▸ What is being asked:
All of the data that follows should be retyped exactly, please, except the pictures.

▸ Input data:
***

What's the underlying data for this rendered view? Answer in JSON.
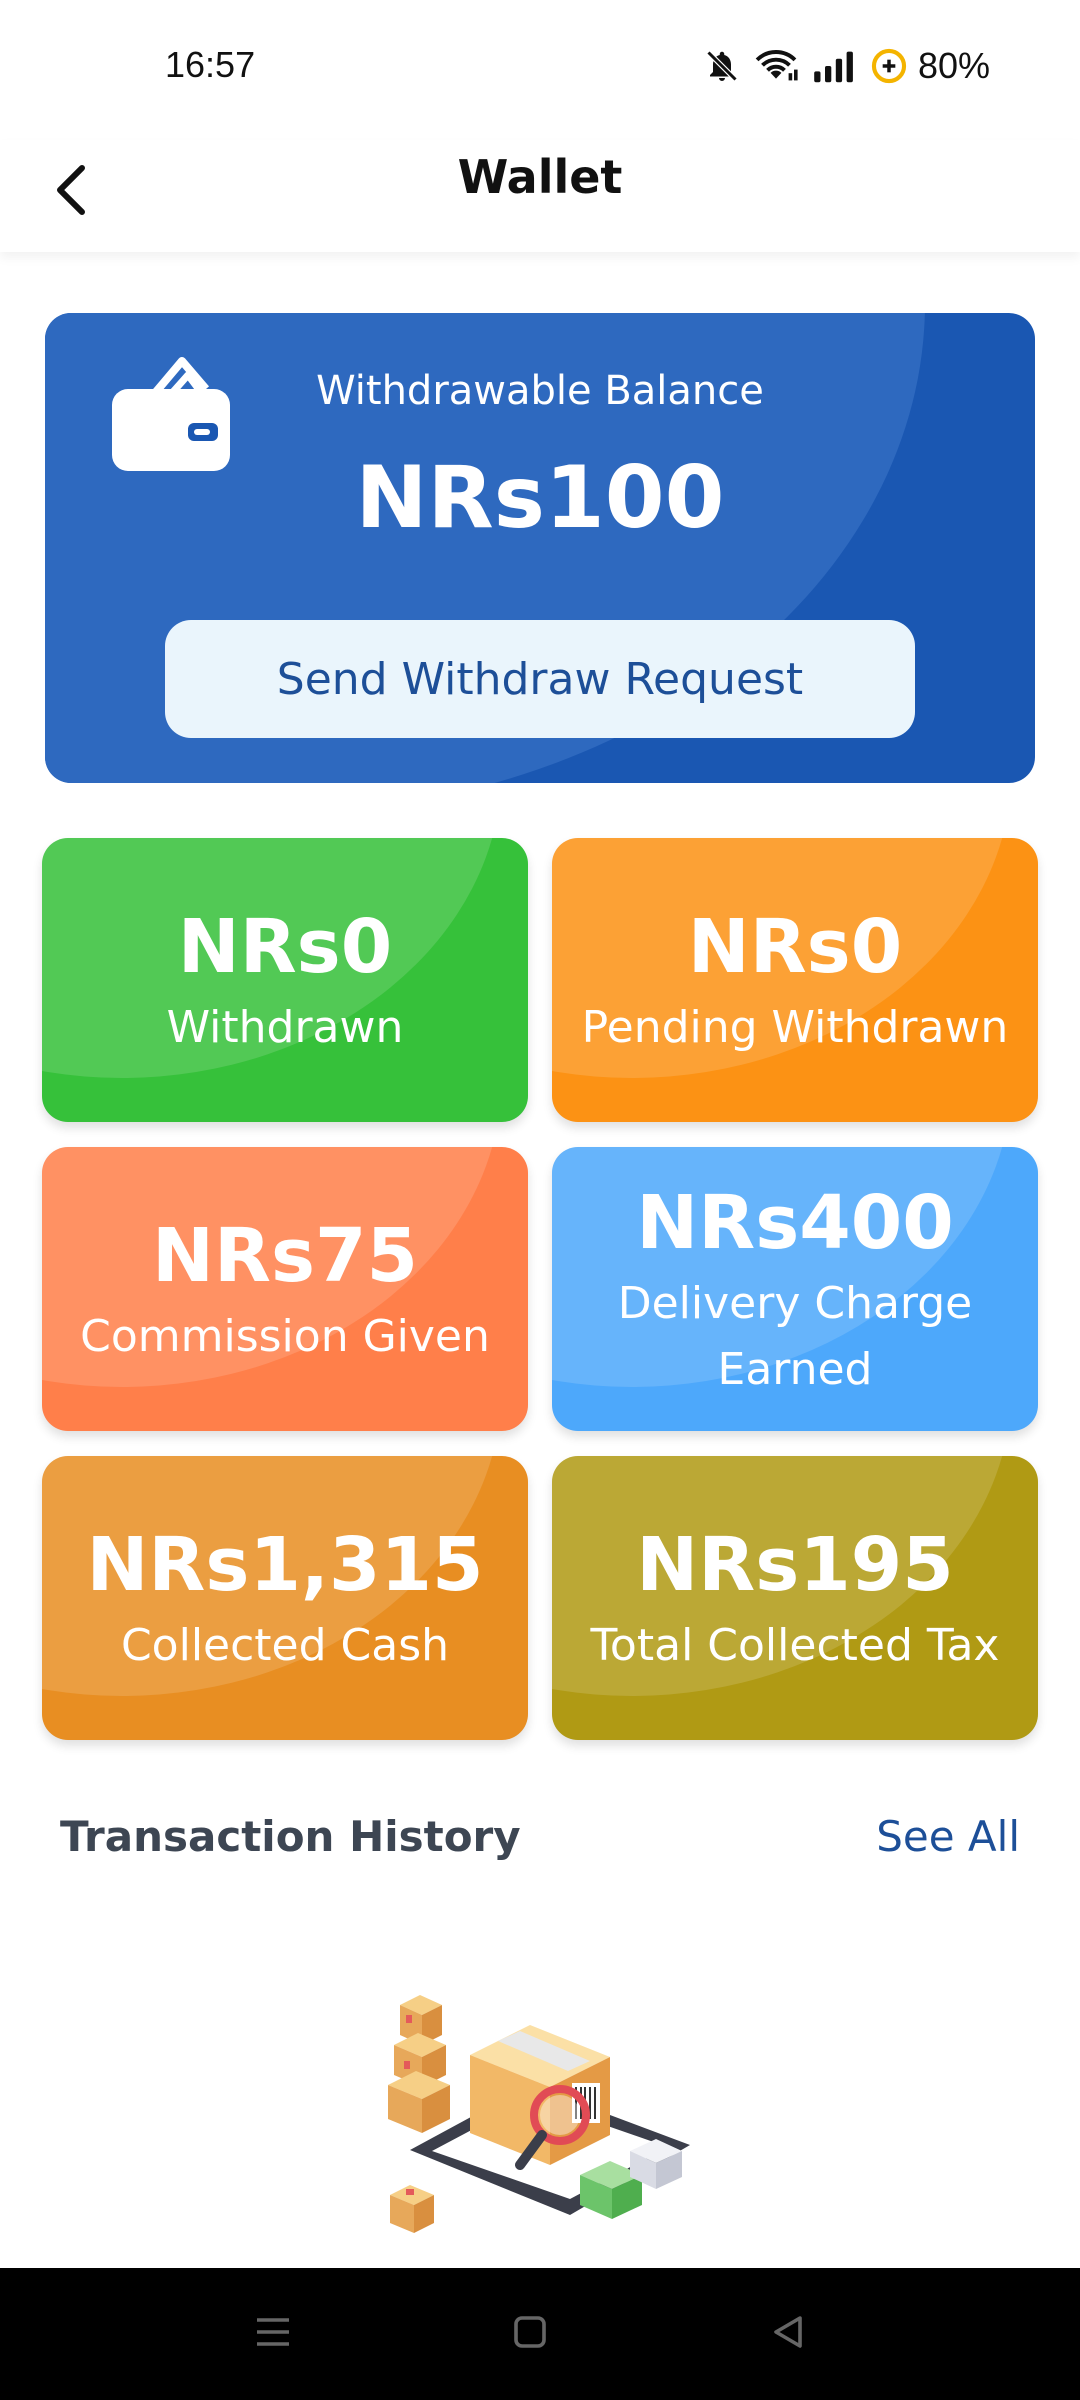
{
  "status_bar": {
    "time": "16:57",
    "battery": "80%",
    "icons": [
      "bell-off-icon",
      "wifi-icon",
      "signal-icon",
      "battery-saver-icon"
    ]
  },
  "app_bar": {
    "title": "Wallet",
    "back_icon": "back-arrow-icon"
  },
  "balance_card": {
    "label": "Withdrawable Balance",
    "amount": "NRs100",
    "button_label": "Send Withdraw Request",
    "icon": "wallet-icon",
    "color": "#1a57b2"
  },
  "stats": [
    {
      "value": "NRs0",
      "label": "Withdrawn",
      "color": "#36c13a"
    },
    {
      "value": "NRs0",
      "label": "Pending Withdrawn",
      "color": "#fc9214"
    },
    {
      "value": "NRs75",
      "label": "Commission Given",
      "color": "#ff7f4a"
    },
    {
      "value": "NRs400",
      "label": "Delivery Charge Earned",
      "color": "#4da8fb"
    },
    {
      "value": "NRs1,315",
      "label": "Collected Cash",
      "color": "#e88e22"
    },
    {
      "value": "NRs195",
      "label": "Total Collected Tax",
      "color": "#b09a14"
    }
  ],
  "transaction_history": {
    "title": "Transaction History",
    "see_all": "See All",
    "empty_icon": "empty-packages-illustration"
  },
  "nav_bar": {
    "icons": [
      "menu-icon",
      "home-icon",
      "back-icon"
    ]
  }
}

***

▸ Result:
What's the underlying data for this rendered view? Answer in JSON.
{
  "status_bar": {
    "time": "16:57",
    "battery": "80%",
    "icons": [
      "bell-off-icon",
      "wifi-icon",
      "signal-icon",
      "battery-saver-icon"
    ]
  },
  "app_bar": {
    "title": "Wallet",
    "back_icon": "back-arrow-icon"
  },
  "balance_card": {
    "label": "Withdrawable Balance",
    "amount": "NRs100",
    "button_label": "Send Withdraw Request",
    "icon": "wallet-icon",
    "color": "#1a57b2"
  },
  "stats": [
    {
      "value": "NRs0",
      "label": "Withdrawn",
      "color": "#36c13a"
    },
    {
      "value": "NRs0",
      "label": "Pending Withdrawn",
      "color": "#fc9214"
    },
    {
      "value": "NRs75",
      "label": "Commission Given",
      "color": "#ff7f4a"
    },
    {
      "value": "NRs400",
      "label": "Delivery Charge Earned",
      "color": "#4da8fb"
    },
    {
      "value": "NRs1,315",
      "label": "Collected Cash",
      "color": "#e88e22"
    },
    {
      "value": "NRs195",
      "label": "Total Collected Tax",
      "color": "#b09a14"
    }
  ],
  "transaction_history": {
    "title": "Transaction History",
    "see_all": "See All",
    "empty_icon": "empty-packages-illustration"
  },
  "nav_bar": {
    "icons": [
      "menu-icon",
      "home-icon",
      "back-icon"
    ]
  }
}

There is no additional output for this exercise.